(Entries from a dataset of interfaces)
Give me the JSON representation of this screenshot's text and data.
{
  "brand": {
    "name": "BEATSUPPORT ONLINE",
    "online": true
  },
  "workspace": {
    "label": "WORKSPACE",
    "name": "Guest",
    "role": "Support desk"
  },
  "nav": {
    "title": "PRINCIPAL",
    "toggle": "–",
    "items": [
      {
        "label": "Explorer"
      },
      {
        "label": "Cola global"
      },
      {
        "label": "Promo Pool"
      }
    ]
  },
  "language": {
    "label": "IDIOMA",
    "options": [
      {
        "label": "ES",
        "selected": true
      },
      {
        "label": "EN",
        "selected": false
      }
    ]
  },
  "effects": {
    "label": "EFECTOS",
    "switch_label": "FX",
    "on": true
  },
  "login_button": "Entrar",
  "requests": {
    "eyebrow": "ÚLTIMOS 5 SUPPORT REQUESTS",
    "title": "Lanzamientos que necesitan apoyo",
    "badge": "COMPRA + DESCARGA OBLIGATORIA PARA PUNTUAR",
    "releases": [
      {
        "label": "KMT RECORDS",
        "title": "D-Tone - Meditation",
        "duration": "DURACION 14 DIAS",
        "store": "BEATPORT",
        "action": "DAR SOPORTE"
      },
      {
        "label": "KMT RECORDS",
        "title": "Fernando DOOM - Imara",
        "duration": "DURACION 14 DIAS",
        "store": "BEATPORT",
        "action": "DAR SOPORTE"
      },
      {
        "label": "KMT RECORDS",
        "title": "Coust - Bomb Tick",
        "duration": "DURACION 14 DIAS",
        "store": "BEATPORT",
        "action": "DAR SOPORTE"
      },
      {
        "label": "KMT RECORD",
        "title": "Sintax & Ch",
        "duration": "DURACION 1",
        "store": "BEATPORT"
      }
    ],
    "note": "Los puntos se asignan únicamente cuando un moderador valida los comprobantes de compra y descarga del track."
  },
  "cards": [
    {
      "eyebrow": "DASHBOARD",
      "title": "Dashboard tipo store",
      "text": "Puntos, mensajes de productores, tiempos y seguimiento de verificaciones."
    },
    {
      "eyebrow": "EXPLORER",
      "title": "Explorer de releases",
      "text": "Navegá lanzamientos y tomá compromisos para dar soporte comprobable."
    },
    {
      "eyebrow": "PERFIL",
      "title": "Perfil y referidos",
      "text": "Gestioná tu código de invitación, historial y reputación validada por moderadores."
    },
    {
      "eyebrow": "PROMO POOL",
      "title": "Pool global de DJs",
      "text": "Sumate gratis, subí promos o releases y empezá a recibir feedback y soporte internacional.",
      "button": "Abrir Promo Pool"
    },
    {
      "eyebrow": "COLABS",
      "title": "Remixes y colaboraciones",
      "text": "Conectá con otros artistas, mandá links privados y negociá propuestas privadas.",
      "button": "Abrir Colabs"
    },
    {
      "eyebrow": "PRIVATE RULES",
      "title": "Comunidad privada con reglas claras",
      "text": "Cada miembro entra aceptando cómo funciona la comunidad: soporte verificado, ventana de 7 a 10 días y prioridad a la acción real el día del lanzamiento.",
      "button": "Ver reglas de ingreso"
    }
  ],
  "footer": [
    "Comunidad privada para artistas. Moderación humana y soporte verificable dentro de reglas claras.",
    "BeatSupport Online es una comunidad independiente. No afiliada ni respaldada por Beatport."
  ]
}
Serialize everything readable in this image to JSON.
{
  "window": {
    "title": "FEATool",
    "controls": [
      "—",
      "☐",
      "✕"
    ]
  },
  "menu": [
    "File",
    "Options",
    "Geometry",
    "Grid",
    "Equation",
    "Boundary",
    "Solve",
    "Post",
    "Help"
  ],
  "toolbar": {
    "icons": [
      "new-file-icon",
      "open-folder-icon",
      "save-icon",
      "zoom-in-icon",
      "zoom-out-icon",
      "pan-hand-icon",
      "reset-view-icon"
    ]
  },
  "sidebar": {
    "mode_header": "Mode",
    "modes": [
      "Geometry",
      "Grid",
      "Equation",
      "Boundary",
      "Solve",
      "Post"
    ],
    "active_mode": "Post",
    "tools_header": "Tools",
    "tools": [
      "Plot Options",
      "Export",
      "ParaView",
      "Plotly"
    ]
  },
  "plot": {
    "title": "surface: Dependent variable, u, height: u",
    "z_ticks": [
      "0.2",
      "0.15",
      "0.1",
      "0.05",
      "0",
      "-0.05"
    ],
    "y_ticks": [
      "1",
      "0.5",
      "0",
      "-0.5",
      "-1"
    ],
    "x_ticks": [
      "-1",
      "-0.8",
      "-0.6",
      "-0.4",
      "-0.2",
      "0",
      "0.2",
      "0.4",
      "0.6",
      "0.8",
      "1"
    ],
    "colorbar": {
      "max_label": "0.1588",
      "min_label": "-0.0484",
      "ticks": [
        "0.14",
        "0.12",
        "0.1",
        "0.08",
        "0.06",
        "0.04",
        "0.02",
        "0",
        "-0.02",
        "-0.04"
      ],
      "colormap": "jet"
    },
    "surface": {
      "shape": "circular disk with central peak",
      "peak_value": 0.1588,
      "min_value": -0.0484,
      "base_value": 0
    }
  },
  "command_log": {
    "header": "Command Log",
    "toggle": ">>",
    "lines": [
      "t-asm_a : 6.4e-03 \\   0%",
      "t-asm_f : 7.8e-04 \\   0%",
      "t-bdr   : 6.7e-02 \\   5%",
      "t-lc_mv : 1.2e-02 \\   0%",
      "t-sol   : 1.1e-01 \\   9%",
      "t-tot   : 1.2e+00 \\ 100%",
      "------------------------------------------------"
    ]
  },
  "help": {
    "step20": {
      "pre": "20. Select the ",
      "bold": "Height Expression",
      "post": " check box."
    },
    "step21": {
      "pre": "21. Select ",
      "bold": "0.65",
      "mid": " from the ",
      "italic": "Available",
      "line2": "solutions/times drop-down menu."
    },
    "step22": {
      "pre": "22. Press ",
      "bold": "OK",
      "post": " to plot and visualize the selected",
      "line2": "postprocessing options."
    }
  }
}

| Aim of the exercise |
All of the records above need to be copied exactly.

| Result of the task |
Give me the JSON representation of this screenshot's text and data.
{
  "brand": {
    "name": "BEATSUPPORT ONLINE",
    "online": true
  },
  "workspace": {
    "label": "WORKSPACE",
    "name": "Guest",
    "role": "Support desk"
  },
  "nav": {
    "title": "PRINCIPAL",
    "toggle": "–",
    "items": [
      {
        "label": "Explorer"
      },
      {
        "label": "Cola global"
      },
      {
        "label": "Promo Pool"
      }
    ]
  },
  "language": {
    "label": "IDIOMA",
    "options": [
      {
        "label": "ES",
        "selected": true
      },
      {
        "label": "EN",
        "selected": false
      }
    ]
  },
  "effects": {
    "label": "EFECTOS",
    "switch_label": "FX",
    "on": true
  },
  "login_button": "Entrar",
  "requests": {
    "eyebrow": "ÚLTIMOS 5 SUPPORT REQUESTS",
    "title": "Lanzamientos que necesitan apoyo",
    "badge": "COMPRA + DESCARGA OBLIGATORIA PARA PUNTUAR",
    "releases": [
      {
        "label": "KMT RECORDS",
        "title": "D-Tone - Meditation",
        "duration": "DURACION 14 DIAS",
        "store": "BEATPORT",
        "action": "DAR SOPORTE"
      },
      {
        "label": "KMT RECORDS",
        "title": "Fernando DOOM - Imara",
        "duration": "DURACION 14 DIAS",
        "store": "BEATPORT",
        "action": "DAR SOPORTE"
      },
      {
        "label": "KMT RECORDS",
        "title": "Coust - Bomb Tick",
        "duration": "DURACION 14 DIAS",
        "store": "BEATPORT",
        "action": "DAR SOPORTE"
      },
      {
        "label": "KMT RECORD",
        "title": "Sintax & Ch",
        "duration": "DURACION 1",
        "store": "BEATPORT"
      }
    ],
    "note": "Los puntos se asignan únicamente cuando un moderador valida los comprobantes de compra y descarga del track."
  },
  "cards": [
    {
      "eyebrow": "DASHBOARD",
      "title": "Dashboard tipo store",
      "text": "Puntos, mensajes de productores, tiempos y seguimiento de verificaciones."
    },
    {
      "eyebrow": "EXPLORER",
      "title": "Explorer de releases",
      "text": "Navegá lanzamientos y tomá compromisos para dar soporte comprobable."
    },
    {
      "eyebrow": "PERFIL",
      "title": "Perfil y referidos",
      "text": "Gestioná tu código de invitación, historial y reputación validada por moderadores."
    },
    {
      "eyebrow": "PROMO POOL",
      "title": "Pool global de DJs",
      "text": "Sumate gratis, subí promos o releases y empezá a recibir feedback y soporte internacional.",
      "button": "Abrir Promo Pool"
    },
    {
      "eyebrow": "COLABS",
      "title": "Remixes y colaboraciones",
      "text": "Conectá con otros artistas, mandá links privados y negociá propuestas privadas.",
      "button": "Abrir Colabs"
    },
    {
      "eyebrow": "PRIVATE RULES",
      "title": "Comunidad privada con reglas claras",
      "text": "Cada miembro entra aceptando cómo funciona la comunidad: soporte verificado, ventana de 7 a 10 días y prioridad a la acción real el día del lanzamiento.",
      "button": "Ver reglas de ingreso"
    }
  ],
  "footer": [
    "Comunidad privada para artistas. Moderación humana y soporte verificable dentro de reglas claras.",
    "BeatSupport Online es una comunidad independiente. No afiliada ni respaldada por Beatport."
  ]
}
Serialize everything readable in this image to JSON.
{
  "window": {
    "title": "FEATool",
    "controls": [
      "—",
      "☐",
      "✕"
    ]
  },
  "menu": [
    "File",
    "Options",
    "Geometry",
    "Grid",
    "Equation",
    "Boundary",
    "Solve",
    "Post",
    "Help"
  ],
  "toolbar": {
    "icons": [
      "new-file-icon",
      "open-folder-icon",
      "save-icon",
      "zoom-in-icon",
      "zoom-out-icon",
      "pan-hand-icon",
      "reset-view-icon"
    ]
  },
  "sidebar": {
    "mode_header": "Mode",
    "modes": [
      "Geometry",
      "Grid",
      "Equation",
      "Boundary",
      "Solve",
      "Post"
    ],
    "active_mode": "Post",
    "tools_header": "Tools",
    "tools": [
      "Plot Options",
      "Export",
      "ParaView",
      "Plotly"
    ]
  },
  "plot": {
    "title": "surface: Dependent variable, u, height: u",
    "z_ticks": [
      "0.2",
      "0.15",
      "0.1",
      "0.05",
      "0",
      "-0.05"
    ],
    "y_ticks": [
      "1",
      "0.5",
      "0",
      "-0.5",
      "-1"
    ],
    "x_ticks": [
      "-1",
      "-0.8",
      "-0.6",
      "-0.4",
      "-0.2",
      "0",
      "0.2",
      "0.4",
      "0.6",
      "0.8",
      "1"
    ],
    "colorbar": {
      "max_label": "0.1588",
      "min_label": "-0.0484",
      "ticks": [
        "0.14",
        "0.12",
        "0.1",
        "0.08",
        "0.06",
        "0.04",
        "0.02",
        "0",
        "-0.02",
        "-0.04"
      ],
      "colormap": "jet"
    },
    "surface": {
      "shape": "circular disk with central peak",
      "peak_value": 0.1588,
      "min_value": -0.0484,
      "base_value": 0
    }
  },
  "command_log": {
    "header": "Command Log",
    "toggle": ">>",
    "lines": [
      "t-asm_a : 6.4e-03 \\   0%",
      "t-asm_f : 7.8e-04 \\   0%",
      "t-bdr   : 6.7e-02 \\   5%",
      "t-lc_mv : 1.2e-02 \\   0%",
      "t-sol   : 1.1e-01 \\   9%",
      "t-tot   : 1.2e+00 \\ 100%",
      "------------------------------------------------"
    ]
  },
  "help": {
    "step20": {
      "pre": "20. Select the ",
      "bold": "Height Expression",
      "post": " check box."
    },
    "step21": {
      "pre": "21. Select ",
      "bold": "0.65",
      "mid": " from the ",
      "italic": "Available",
      "line2": "solutions/times drop-down menu."
    },
    "step22": {
      "pre": "22. Press ",
      "bold": "OK",
      "post": " to plot and visualize the selected",
      "line2": "postprocessing options."
    }
  }
}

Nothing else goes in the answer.